In one of the most widely shared pieces about the Suez Canal, Bloomberg’s Ahmed Feteha writes a detailed piece which questions whether the world really needs the new Suez Canal.

“Less clear are the economic benefits of what billboards in Cairo and New York’s Times Square dub “Egypt’s gift to the world,” writes Feteha in the piece.

Citing several researchers, including those from BMI Research, EFG-Hermes, Banchero Costa & Co. and others, the article focuses on how the Canal will unlikely lead to an increase in ships passing through the Canal or much economic advantage, particularly due to global trade volume levels.

However, at the very end of the piece, Feteha quotes a spokesman for Maersk Line, the world’s biggest container shipping company, as stating that the project was “a necessity to maintain the attractiveness of the Suez Canal.”



Agence France Presse’s Jay Deshmukh focuses on the greater context of the new Suez Canal in the political and social scene in Egypt.

Beyond referring to the recent threats to Egypt’s security, specifically following ISIS’ latest video which threatened to kill a Croatian hostage within 48 hours if Egypt did not comply with its demands, Deshmukh refers to several academics who claim that the new Canal will cement Sisi’s legitimacy.

Amr Adly, of the Carnegie Middle East Center, said that “the ability to accomplish such an economic project is part of cementing this legitimacy.”

Meanwhile, Fawaz Gerges of the London School of Economics and Political Science called the New Suez Canal a “magnificent project” but added that more needs to be done to “resolve the structural challenge facing the economy.”

Sky News


Like the piece published by AFP, Sky News’ Sherine Tadros contextualizes the New Suez Canal while referring to analysts in the piece.

According to the CEO of the Signet Institute Angus Blair, the new Canal will likely bring in extra revenue and boost economic recovery. However, this will not be enough to meet the growing Egyptian population’s needs.

“I think it would be good to have more infrastructure spending across the country as well, to get people back to work near where they live, so that people can see changes in their environment – not just far away,” says Blair to Sky News.

“But one thing I would say about the Suez Canal is that we can’t really put a price on a change in national sentiment.”

Financial Times


Writing for Financial Times, Heba Saleh refers to multiple analysts and their expectations of the potential impact the new Canal can have on the world economy.

Peter Hinchliffe, secretary-general of the International Chamber of Shipping in London, spoke to Heba Saleh, stating that the expansion’s completion in a short amount of time was a “remarkable achievement” that would help make the Suez Canal “much more efficient.” However, Hinchliffe said that it would be difficult to predict whether traffic through the Canal would indeed double by 2023, but that the Canal’s expansion means that more ships are more likely to use it.

However, Issandr al-Ahrani of the International Crisis Group told the Financial Times that factors such as global trade, the oil price and the health of the Chinese would likely impact the levels of traffic through the Canal.

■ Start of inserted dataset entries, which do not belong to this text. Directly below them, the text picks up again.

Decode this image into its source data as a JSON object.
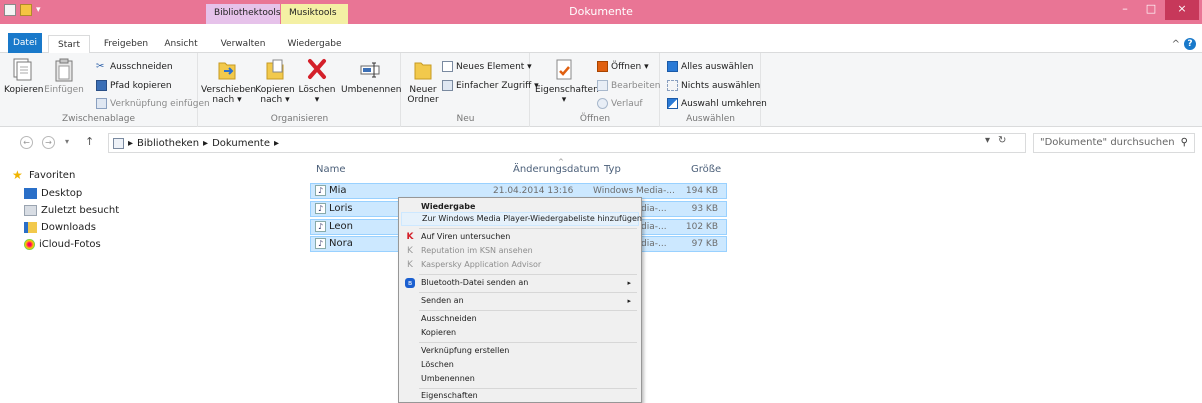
{
  "window": {
    "title": "Dokumente",
    "context_tabs": [
      "Bibliothektools",
      "Musiktools"
    ],
    "controls": [
      "–",
      "□",
      "×"
    ]
  },
  "ribbon_tabs": [
    "Datei",
    "Start",
    "Freigeben",
    "Ansicht",
    "Verwalten",
    "Wiedergabe"
  ],
  "ribbon_right": "^",
  "ribbon": {
    "zwischenablage": {
      "label": "Zwischenablage",
      "kopieren": "Kopieren",
      "einfuegen": "Einfügen",
      "ausschneiden": "Ausschneiden",
      "pfad_kopieren": "Pfad kopieren",
      "verknuepfung_einfuegen": "Verknüpfung einfügen"
    },
    "organisieren": {
      "label": "Organisieren",
      "verschieben": "Verschieben",
      "verschieben_nach": "nach ▾",
      "kopieren": "Kopieren",
      "kopieren_nach": "nach ▾",
      "loeschen": "Löschen",
      "loeschen_arrow": "▾",
      "umbenennen": "Umbenennen"
    },
    "neu": {
      "label": "Neu",
      "neuer_ordner_1": "Neuer",
      "neuer_ordner_2": "Ordner",
      "neues_element": "Neues Element ▾",
      "einfacher_zugriff": "Einfacher Zugriff ▾"
    },
    "oeffnen": {
      "label": "Öffnen",
      "eigenschaften": "Eigenschaften",
      "eigenschaften_arrow": "▾",
      "oeffnen": "Öffnen ▾",
      "bearbeiten": "Bearbeiten",
      "verlauf": "Verlauf"
    },
    "auswaehlen": {
      "label": "Auswählen",
      "alles": "Alles auswählen",
      "nichts": "Nichts auswählen",
      "umkehren": "Auswahl umkehren"
    }
  },
  "address": {
    "back": "←",
    "forward": "→",
    "recent": "▾",
    "up": "↑",
    "crumbs": [
      "▸",
      "Bibliotheken",
      "▸",
      "Dokumente",
      "▸"
    ],
    "dropdown": "▾",
    "refresh": "↻",
    "search_placeholder": "\"Dokumente\" durchsuchen",
    "search_icon": "⚲"
  },
  "nav": {
    "favoriten": "Favoriten",
    "items": [
      "Desktop",
      "Zuletzt besucht",
      "Downloads",
      "iCloud-Fotos"
    ]
  },
  "columns": {
    "name": "Name",
    "date": "Änderungsdatum",
    "type": "Typ",
    "size": "Größe"
  },
  "files": [
    {
      "name": "Mia",
      "date": "21.04.2014 13:16",
      "type": "Windows Media-...",
      "size": "194 KB"
    },
    {
      "name": "Loris",
      "date": "",
      "type": "dia-...",
      "size": "93 KB"
    },
    {
      "name": "Leon",
      "date": "",
      "type": "dia-...",
      "size": "102 KB"
    },
    {
      "name": "Nora",
      "date": "",
      "type": "dia-...",
      "size": "97 KB"
    }
  ],
  "context_menu": {
    "wiedergabe": "Wiedergabe",
    "playlist": "Zur Windows Media Player-Wiedergabeliste hinzufügen",
    "viren": "Auf Viren untersuchen",
    "reputation": "Reputation im KSN ansehen",
    "advisor": "Kaspersky Application Advisor",
    "bluetooth": "Bluetooth-Datei senden an",
    "senden": "Senden an",
    "ausschneiden": "Ausschneiden",
    "kopieren": "Kopieren",
    "verknuepfung": "Verknüpfung erstellen",
    "loeschen": "Löschen",
    "umbenennen": "Umbenennen",
    "eigenschaften": "Eigenschaften",
    "submenu_arrow": "▸"
  },
  "colors": {
    "titlebar": "#e97595",
    "accent": "#1979ca",
    "selection": "#cce8ff"
  }
}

Gulf News


The New Suez Canal “is a historic milestone for the region”, declared Gulf News’ editorial board.

In its piece, Gulf News’ editorial board writes that “the Arab world has always looked up to Egypt as the inspiration behind much of its modernism, moderation and progress.”

Gulf News continues, stating that the “rapid strides of progress in Egypt stand out as a spectacular story of success and a beacon of hope in a region wracked by violence,” and that the Canal is a symbol of “new Egypt emerging from years of political unrest and economic challenges.”

Comments (2)

  1. egyptian says:

    The one million dollar question is : Who cares what the western media thinks? If they propagate negative media about our national projects like that of Suez Canal we should propagate an equally opposing media campaign to neutralize the world perception otherwise our image will be undermined as the western media is pretty much a modern way of psychological warfare to influence global opinion about any country perceived as threat or non-important ally.

    1. love Egypt says:

      AMEN! Finally, someone says it so eloquently.